Hiab has launched the 17 tonne-metre X-Duo 178, which is available in a B or E-boom configuration. The company said it was suitable for the European market. The B-boom has a capacity of 1,020kg at 12.5m. The E-boom has a capacity of 540kg at 17.4m. Also from Hiab is the X-HiDuo 188, an 18 tonne-metre remote controlled crane and the 19 tonne-metre X-HiPro 192.
Hiab also has the XS 310L CLX brick and block crane which it said had “superb capacity, stability and load-cycle speed”. The crane has a 1.2 tonne capacity at a working radius of 17.5m.
Wind turbines are providing a great deal of work for the crane sector, and are now reaching a height of 150m with 3MW hubs. The trend for larger wind turbines is being seen in a number of markets across Europe, including Germany, Scandinavia and the UK.
The latest model from Terex Cranes for this sector is the Superlift 3800. The crawler can erect turbines with a hub height up to 150m and its boom can be erected without an assist crane.

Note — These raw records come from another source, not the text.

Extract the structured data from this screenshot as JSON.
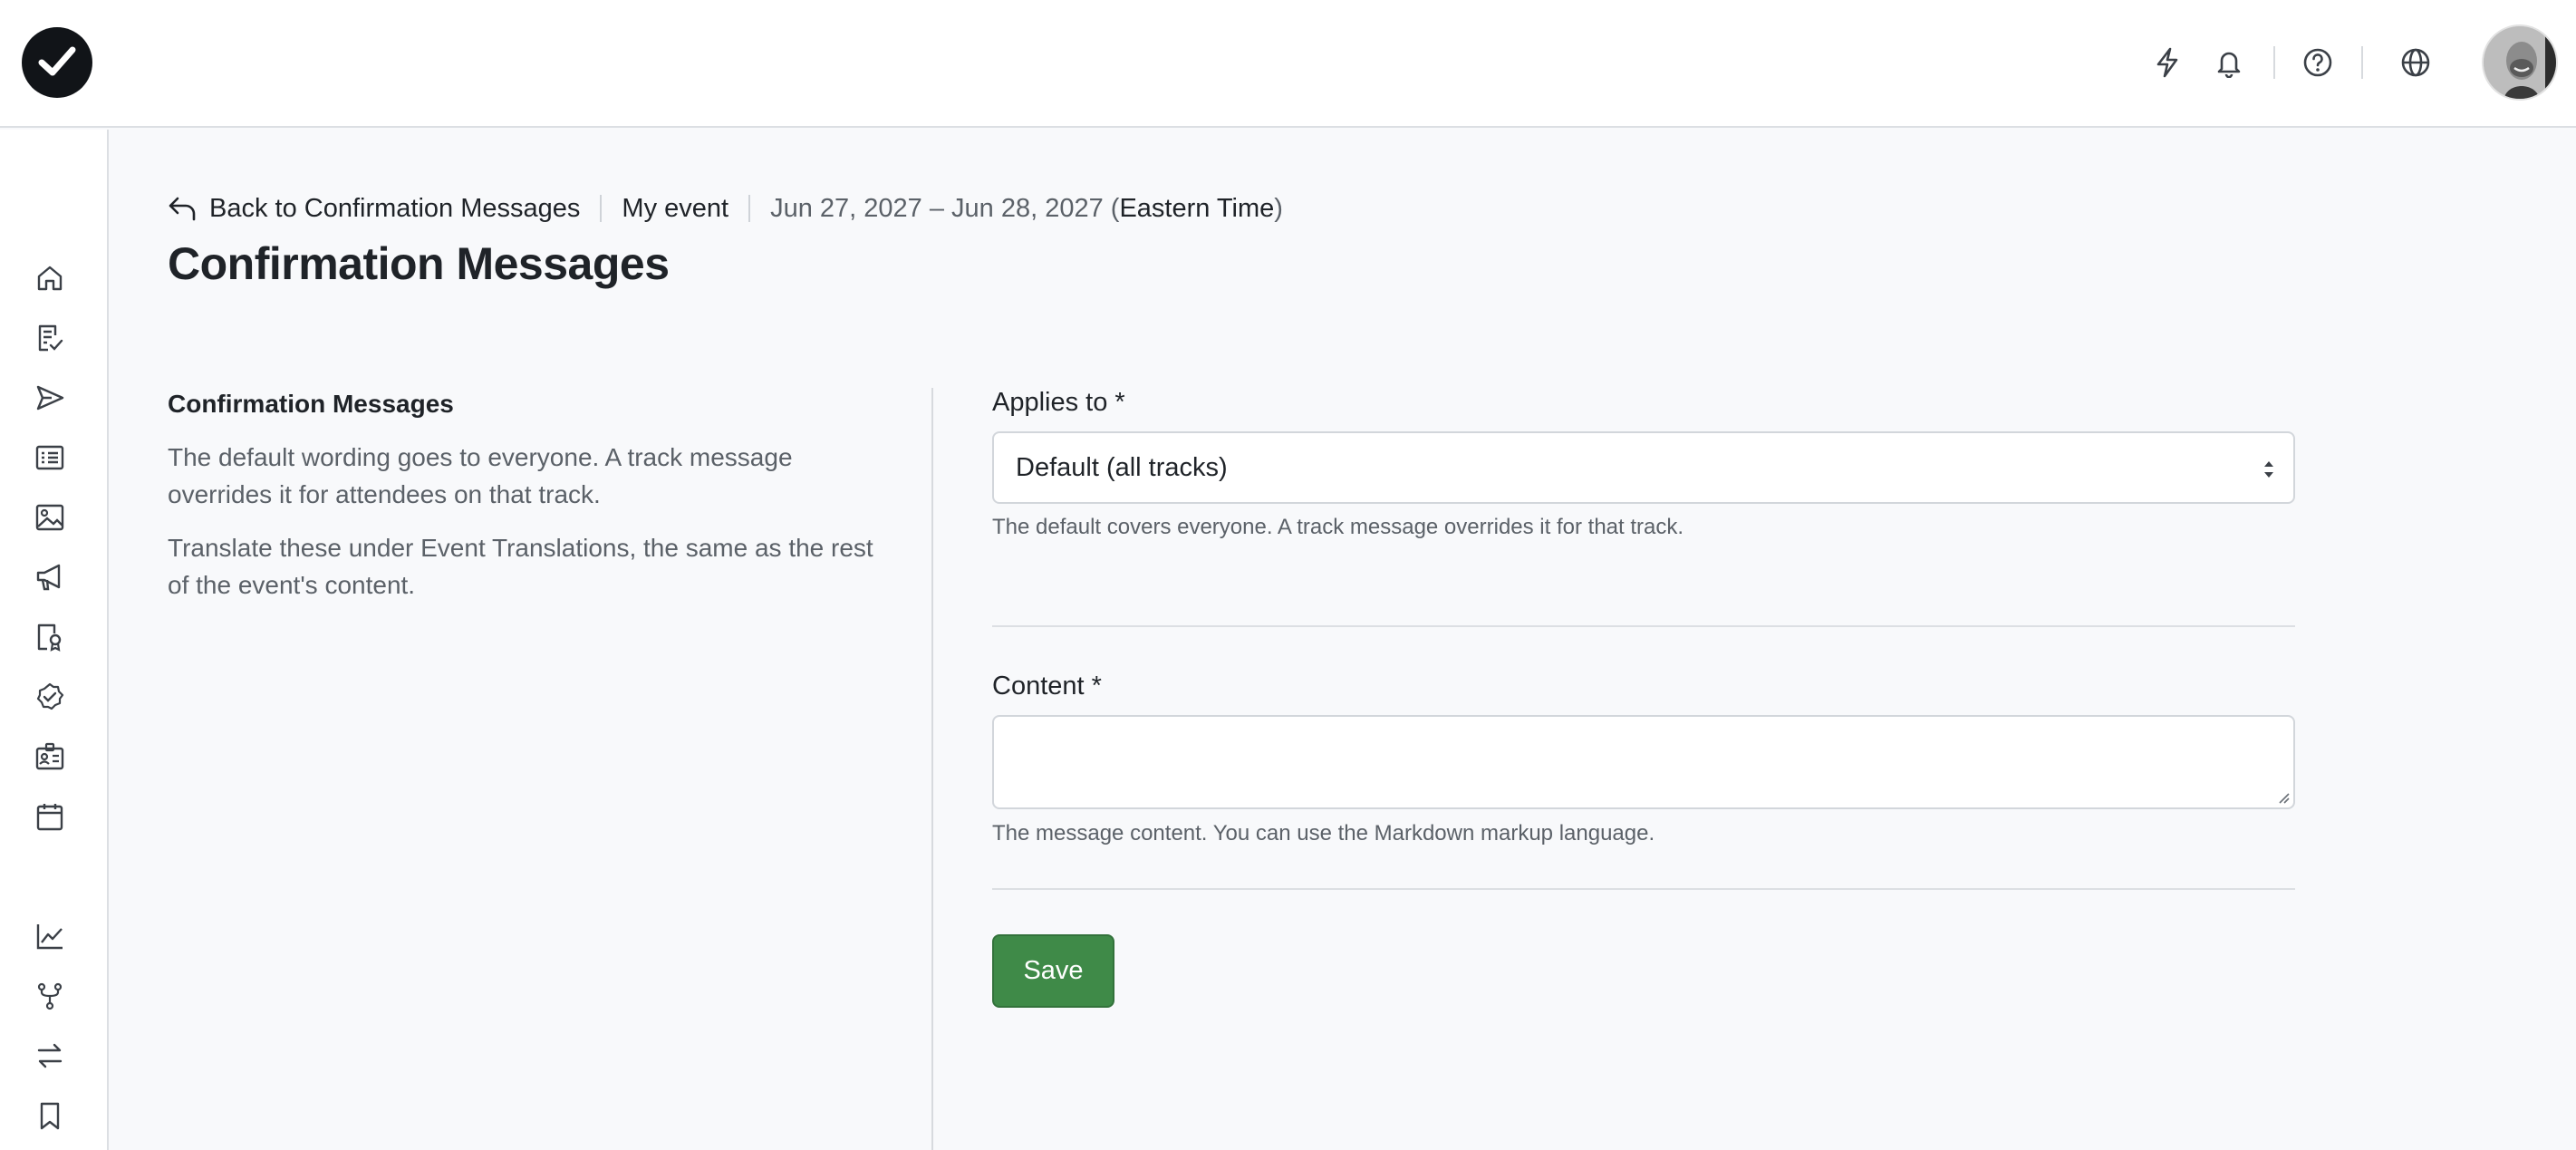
{
  "topbar": {
    "logo_icon": "checkmark-logo-icon",
    "icons": [
      "lightning-icon",
      "bell-icon",
      "help-circle-icon",
      "globe-icon"
    ],
    "avatar": "user-avatar"
  },
  "sidebar": {
    "items": [
      "home-icon",
      "checklist-icon",
      "send-icon",
      "list-icon",
      "image-icon",
      "megaphone-icon",
      "badge-icon",
      "check-badge-icon",
      "id-card-icon",
      "calendar-icon",
      "chart-icon",
      "branch-icon",
      "swap-icon",
      "bookmark-icon"
    ]
  },
  "breadcrumb": {
    "back_label": "Back to Confirmation Messages",
    "event_name": "My event",
    "date_range": "Jun 27, 2027 – Jun 28, 2027 (",
    "timezone": "Eastern Time",
    "date_close": ")"
  },
  "page": {
    "title": "Confirmation Messages"
  },
  "section": {
    "title": "Confirmation Messages",
    "paragraphs": [
      "The default wording goes to everyone. A track message overrides it for attendees on that track.",
      "Translate these under Event Translations, the same as the rest of the event's content."
    ]
  },
  "form": {
    "applies_to": {
      "label": "Applies to",
      "required": "*",
      "value": "Default (all tracks)",
      "help": "The default covers everyone. A track message overrides it for that track."
    },
    "content": {
      "label": "Content",
      "required": "*",
      "value": "",
      "help": "The message content. You can use the Markdown markup language."
    },
    "save_label": "Save"
  },
  "colors": {
    "save_button": "#3f8a48",
    "logo": "#111418"
  }
}
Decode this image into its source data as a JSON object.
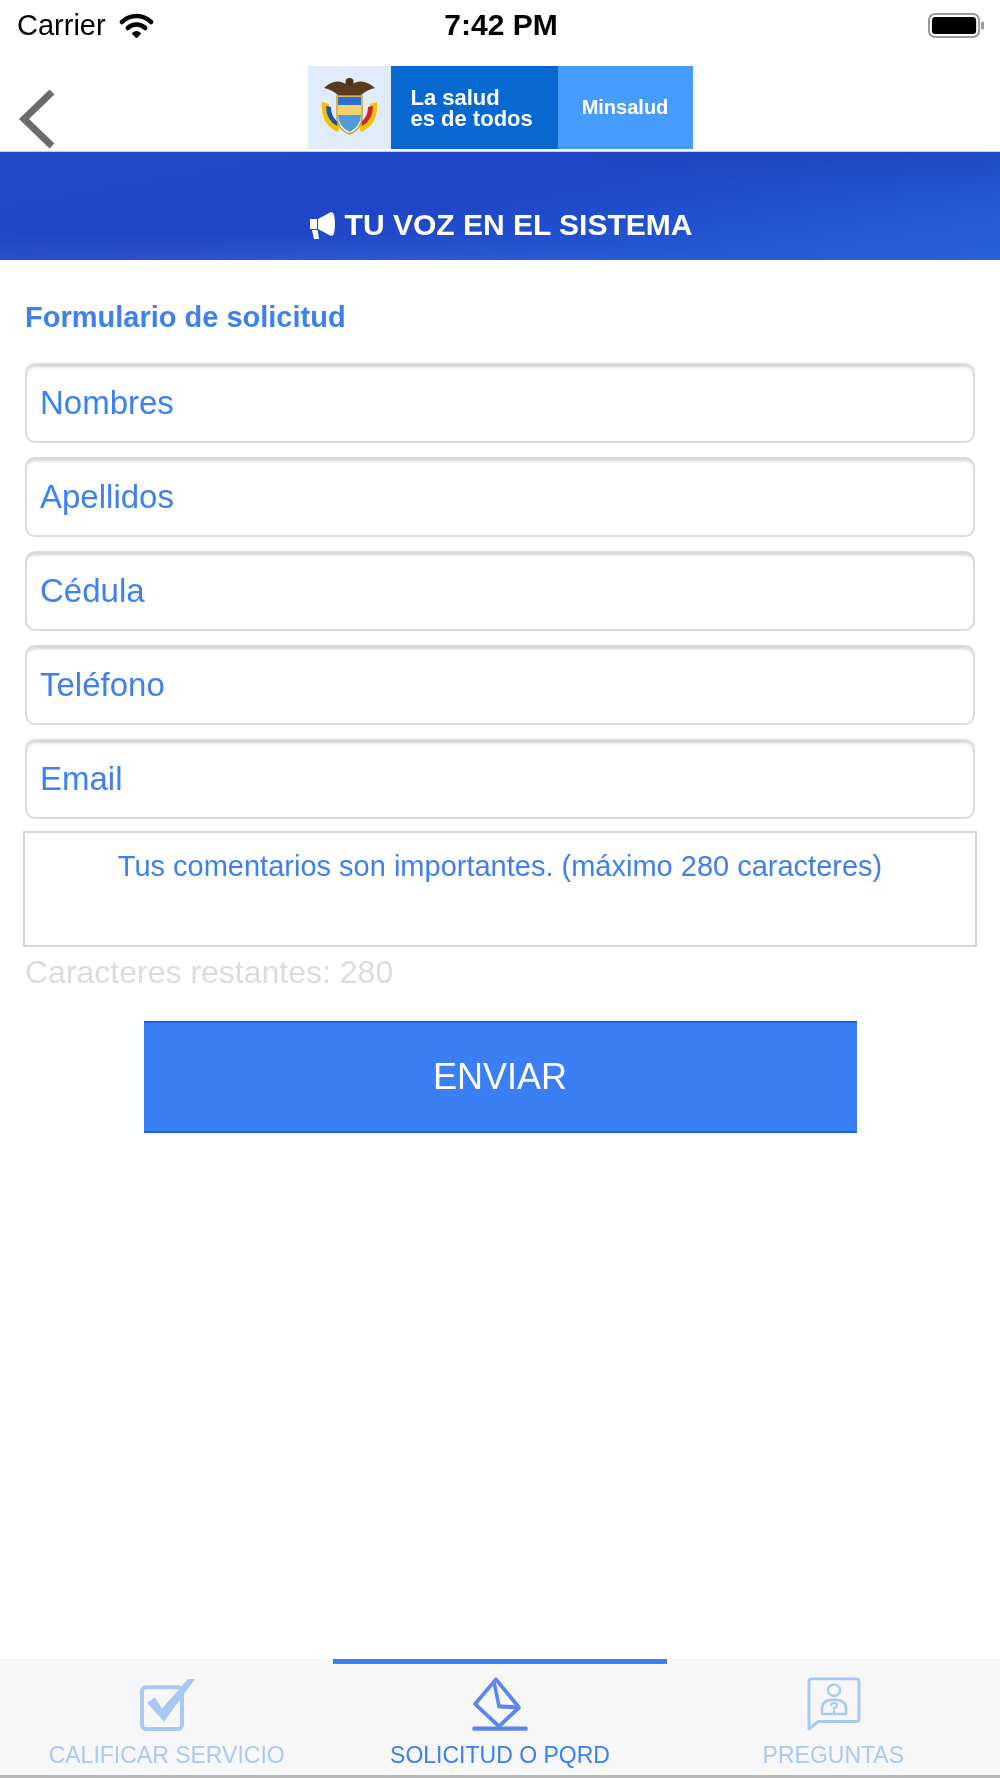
{
  "status_bar": {
    "carrier": "Carrier",
    "time": "7:42 PM"
  },
  "nav_bar": {
    "logo": {
      "slogan": "La salud\nes de todos",
      "brand": "Minsalud"
    }
  },
  "banner": {
    "title": "TU VOZ EN EL SISTEMA"
  },
  "form": {
    "title": "Formulario de solicitud",
    "fields": [
      {
        "placeholder": "Nombres"
      },
      {
        "placeholder": "Apellidos"
      },
      {
        "placeholder": "Cédula"
      },
      {
        "placeholder": "Teléfono"
      },
      {
        "placeholder": "Email"
      }
    ],
    "comments": {
      "placeholder": "Tus comentarios son importantes. (máximo 280 caracteres)"
    },
    "counter": "Caracteres restantes: 280",
    "submit": "ENVIAR"
  },
  "tab_bar": {
    "tabs": [
      {
        "kind": "checkbox",
        "label": "CALIFICAR SERVICIO",
        "selected": false
      },
      {
        "kind": "ballot",
        "label": "SOLICITUD O PQRD",
        "selected": true
      },
      {
        "kind": "question",
        "label": "PREGUNTAS",
        "selected": false
      }
    ]
  }
}
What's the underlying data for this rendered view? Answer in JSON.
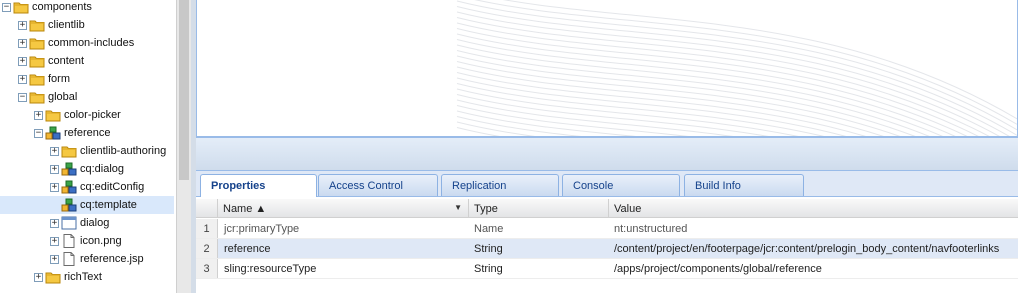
{
  "tree": {
    "items": [
      {
        "label": "components",
        "toggle": "−",
        "icon": "folder-icon",
        "depth": 0
      },
      {
        "label": "clientlib",
        "toggle": "+",
        "icon": "folder-icon",
        "depth": 1
      },
      {
        "label": "common-includes",
        "toggle": "+",
        "icon": "folder-icon",
        "depth": 1
      },
      {
        "label": "content",
        "toggle": "+",
        "icon": "folder-icon",
        "depth": 1
      },
      {
        "label": "form",
        "toggle": "+",
        "icon": "folder-icon",
        "depth": 1
      },
      {
        "label": "global",
        "toggle": "−",
        "icon": "folder-icon",
        "depth": 1
      },
      {
        "label": "color-picker",
        "toggle": "+",
        "icon": "folder-icon",
        "depth": 2
      },
      {
        "label": "reference",
        "toggle": "−",
        "icon": "component-icon",
        "depth": 2
      },
      {
        "label": "clientlib-authoring",
        "toggle": "+",
        "icon": "folder-icon",
        "depth": 3
      },
      {
        "label": "cq:dialog",
        "toggle": "+",
        "icon": "component-icon",
        "depth": 3
      },
      {
        "label": "cq:editConfig",
        "toggle": "+",
        "icon": "component-icon",
        "depth": 3
      },
      {
        "label": "cq:template",
        "toggle": "",
        "icon": "component-icon",
        "depth": 3,
        "selected": true
      },
      {
        "label": "dialog",
        "toggle": "+",
        "icon": "dialog-icon",
        "depth": 3
      },
      {
        "label": "icon.png",
        "toggle": "+",
        "icon": "file-icon",
        "depth": 3
      },
      {
        "label": "reference.jsp",
        "toggle": "+",
        "icon": "file-icon",
        "depth": 3
      },
      {
        "label": "richText",
        "toggle": "+",
        "icon": "folder-icon",
        "depth": 2
      }
    ]
  },
  "tabs": [
    {
      "label": "Properties",
      "active": true
    },
    {
      "label": "Access Control"
    },
    {
      "label": "Replication"
    },
    {
      "label": "Console"
    },
    {
      "label": "Build Info"
    }
  ],
  "grid": {
    "columns": [
      "Name ▲",
      "Type",
      "Value"
    ],
    "rows": [
      {
        "num": "1",
        "name": "jcr:primaryType",
        "type": "Name",
        "value": "nt:unstructured",
        "muted": true
      },
      {
        "num": "2",
        "name": "reference",
        "type": "String",
        "value": "/content/project/en/footerpage/jcr:content/prelogin_body_content/navfooterlinks",
        "selected": true
      },
      {
        "num": "3",
        "name": "sling:resourceType",
        "type": "String",
        "value": "/apps/project/components/global/reference"
      }
    ]
  },
  "colors": {
    "accent": "#99bbe8",
    "tab_text": "#15428b",
    "folder": "#f5c842",
    "selection": "#d9e8fb"
  }
}
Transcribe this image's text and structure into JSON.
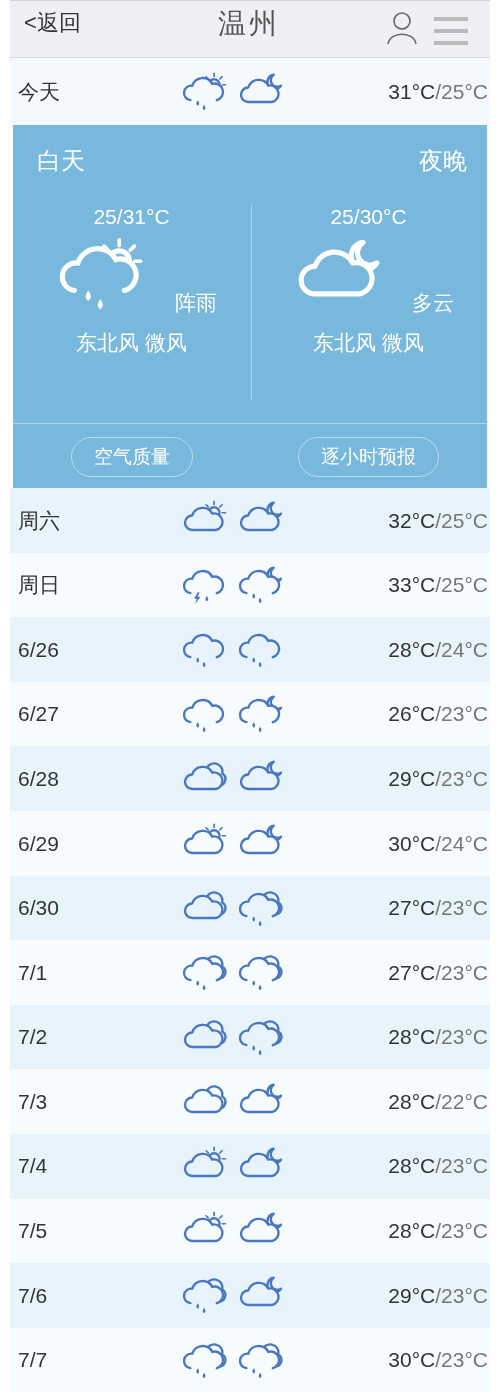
{
  "header": {
    "back": "<返回",
    "title": "温州"
  },
  "today": {
    "label": "今天",
    "day": {
      "kind": "sun-rain"
    },
    "night": {
      "kind": "moon-cloud"
    },
    "high": "31°C",
    "low": "/25°C"
  },
  "detail": {
    "day_label": "白天",
    "night_label": "夜晚",
    "periods": [
      {
        "temp": "25/31°C",
        "kind": "sun-rain",
        "condition": "阵雨",
        "wind": "东北风 微风"
      },
      {
        "temp": "25/30°C",
        "kind": "moon-cloud",
        "condition": "多云",
        "wind": "东北风 微风"
      }
    ],
    "buttons": [
      "空气质量",
      "逐小时预报"
    ]
  },
  "forecast": [
    {
      "label": "周六",
      "day": {
        "kind": "sun-cloud"
      },
      "night": {
        "kind": "moon-cloud"
      },
      "high": "32°C",
      "low": "/25°C"
    },
    {
      "label": "周日",
      "day": {
        "kind": "thunder-rain"
      },
      "night": {
        "kind": "moon-rain"
      },
      "high": "33°C",
      "low": "/25°C"
    },
    {
      "label": "6/26",
      "day": {
        "kind": "rain"
      },
      "night": {
        "kind": "rain"
      },
      "high": "28°C",
      "low": "/24°C"
    },
    {
      "label": "6/27",
      "day": {
        "kind": "rain"
      },
      "night": {
        "kind": "moon-rain"
      },
      "high": "26°C",
      "low": "/23°C"
    },
    {
      "label": "6/28",
      "day": {
        "kind": "clouds"
      },
      "night": {
        "kind": "moon-cloud"
      },
      "high": "29°C",
      "low": "/23°C"
    },
    {
      "label": "6/29",
      "day": {
        "kind": "sun-cloud"
      },
      "night": {
        "kind": "moon-cloud"
      },
      "high": "30°C",
      "low": "/24°C"
    },
    {
      "label": "6/30",
      "day": {
        "kind": "clouds"
      },
      "night": {
        "kind": "clouds-rain"
      },
      "high": "27°C",
      "low": "/23°C"
    },
    {
      "label": "7/1",
      "day": {
        "kind": "clouds-rain"
      },
      "night": {
        "kind": "clouds-rain"
      },
      "high": "27°C",
      "low": "/23°C"
    },
    {
      "label": "7/2",
      "day": {
        "kind": "clouds"
      },
      "night": {
        "kind": "clouds-rain"
      },
      "high": "28°C",
      "low": "/23°C"
    },
    {
      "label": "7/3",
      "day": {
        "kind": "clouds"
      },
      "night": {
        "kind": "moon-cloud"
      },
      "high": "28°C",
      "low": "/22°C"
    },
    {
      "label": "7/4",
      "day": {
        "kind": "sun-cloud"
      },
      "night": {
        "kind": "moon-cloud"
      },
      "high": "28°C",
      "low": "/23°C"
    },
    {
      "label": "7/5",
      "day": {
        "kind": "sun-cloud"
      },
      "night": {
        "kind": "moon-cloud"
      },
      "high": "28°C",
      "low": "/23°C"
    },
    {
      "label": "7/6",
      "day": {
        "kind": "clouds-rain"
      },
      "night": {
        "kind": "moon-cloud"
      },
      "high": "29°C",
      "low": "/23°C"
    },
    {
      "label": "7/7",
      "day": {
        "kind": "clouds-rain"
      },
      "night": {
        "kind": "clouds-rain"
      },
      "high": "30°C",
      "low": "/23°C"
    }
  ]
}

Guntram Jakobs, Terex product marketing manager for crawler cranes, said, “All crawler models, from the 400 tonne CC 2400-1 to the 3,200 tonne CC 8800-1 Twin use the same counterweight slabs. This allows better inventory management and, for companies with several depots, saves transportation costs.”
Terex also has the CC 8800-1 with the Boom Booster kit that was being tested last year. The Boom Booster vastly increases the capability of the CC 8800-1 lattice boom crawler crane. According to CE sister publication International Cranes and Specialized Transport, in certain long boom combinations, the capacity increase with the new Boom Booster option is 90% or more.
Jakobs said the CC 8800-1 could be disassembled into multiple sections and transported in 40ft open-top containers, making it fast and cost-effective to ship.
Repair and maintenance
Manitowoc has launched the MLC650 lattice boom crawler aimed at carrying out repair and maintenance work on the latest generation of wind turbines.
The design incorporates the Variable Position Counterweight (VPC) system.
Another option for turbine installation is a tower crane. Liebherr’s tower crane division, Liebherr-Werk Biberach, offers the 630 EC-H 70 Litronic and 1000 EC-B 125 Litronic models.
Designed for the installation of wind turbines, the 1000 EC-B lifts 125 tonnes and can work in high wind speeds. One of these models was used to erect a wind turbine with a hub height of 135m at Wardenburg in Oldenburg, Germany.
The company said, “Only when the wind reaches speeds in excess of 120km/h does the jib of the 630 EC-H have to be released to turn freely.” The models are also fitted with the Liebherr Micromove system for positioning the tower elements.
Liebherr-Werk Biberach added, “Wind turbines in low wind areas are, as a rule, not erected in large wind farm arrangements but in wooded areas or locations difficult to access. This is where the major advantages of tower cranes can be put to best possible use. Often roads will not need any special strengthening and vehicles will not need any special approvals. In addition, a comparatively small surface area is needed for the assembly of the tower crane.”
Another concern for turbine installation is moving between turbines once on site.
Klaus Kroeppel, Manitowoc vice president of sales for Central and Eastern Europe, said, “Cranes are often required to move around the job site to work on several turbines and, therefore, they must be easily transported in terms of weight, dimensions and number of loads.
“The space and speed needed to assemble and disassemble the crane on the jobsite is a major consideration that can save a great deal of time and money on a project.”
The 300 tonne capacity Manitowoc MLC 300 crawler crane was launched last year. It has the Variable Position Counterweight (VPC) system first seen on the Model 31000 several years ago.
In the VPC system, the counterweight is centred between the fully retracted and fully extended positions to balance the crane’s centre of gravity. It moves on a rail system according to the boom extension.